|Female Great Grey Owl|
The Great Grey Owl was having a bad hair day, but even so she was an awesome sight. On a better day we might have spent longer looking for her mate, but we did have a brief unsuccessful search for him.
|Our Guide Tells us About the Great Grey Owl Population|
|Great Grey Owl Pellet|
On the way to a celebratory meal we just had time to see one more owl species. This one was much smaller. It was a Long-eared Owl that was nesting in an open topped box. As we returned to the bus some of us spotted a Wild Boar in an Oil Seed Rape field. Sadly it was difficult to see as the crop was quite tall.
We were treated like Royalty when we arrived for lunch with the Director of the National Park.

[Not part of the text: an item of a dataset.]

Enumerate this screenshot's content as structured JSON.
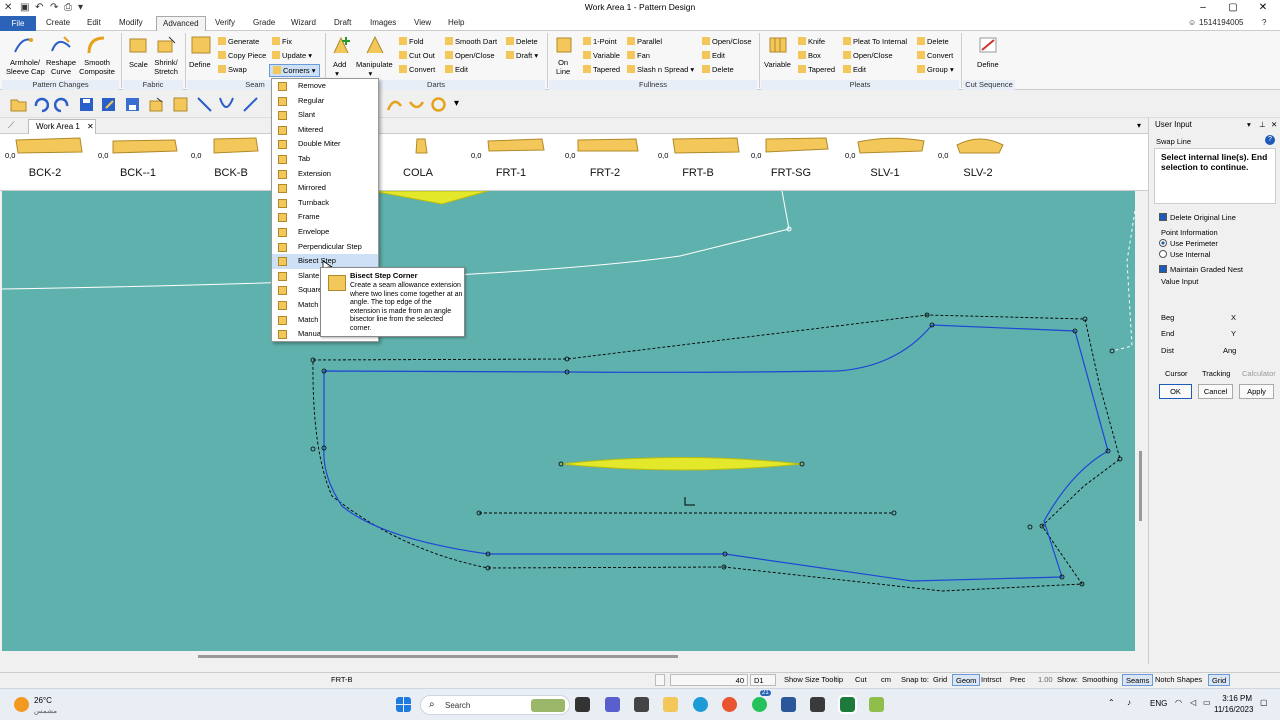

|A Meal Fit for a Group of Happy British Birders|
After lunch we said farewell to the Director and headed off to hopefully see a Great Snipe Lek. The weather had improved and patches of clear sky were appearing. We were ferried along a bumpy track to a marsh in the middle of no where. I was with the first group and the guide passed me a GPS very similar to my own and told me to follow the compass for 600 metres and wait there for him. By the time everyone had assembled out on the marsh, which luckily was quite dry, the Great Snipe had begun to arrive. It was dusk but the sky had cleared and the moon was helping to light up the scene. About twenty snipe had gathered at the lek and their display didn't disappoint us. A high pitched farty sound accompanied there jumping display. Corncrakes and Quail added backing vocals. As the Great Snipe land they spread their tails showing off the white edges. The males with the most white and the most exuberant display win the females.
It was almost dark when we left the marsh and by the time we all got back to the mini-bus our driver had almost run out of driving hours. In fact by the time we got to the guides house our driver had run out of time and our leader had to arrange for a local mini-bus to take us to our hotel. The driver had to spend the night with the guide.
Whilst we were waiting for the mini-bus to arrive our guide for the day and his wife sang us a beautiful song in Russian. It was almost midnight and a lady with a fantastic voice had asked to sing for us. We all found the song quite moving.
When the mini-bus arrived it was half full of local people who found us quite amusing. We had to drag our bags and birding gear on board, as the boot was full.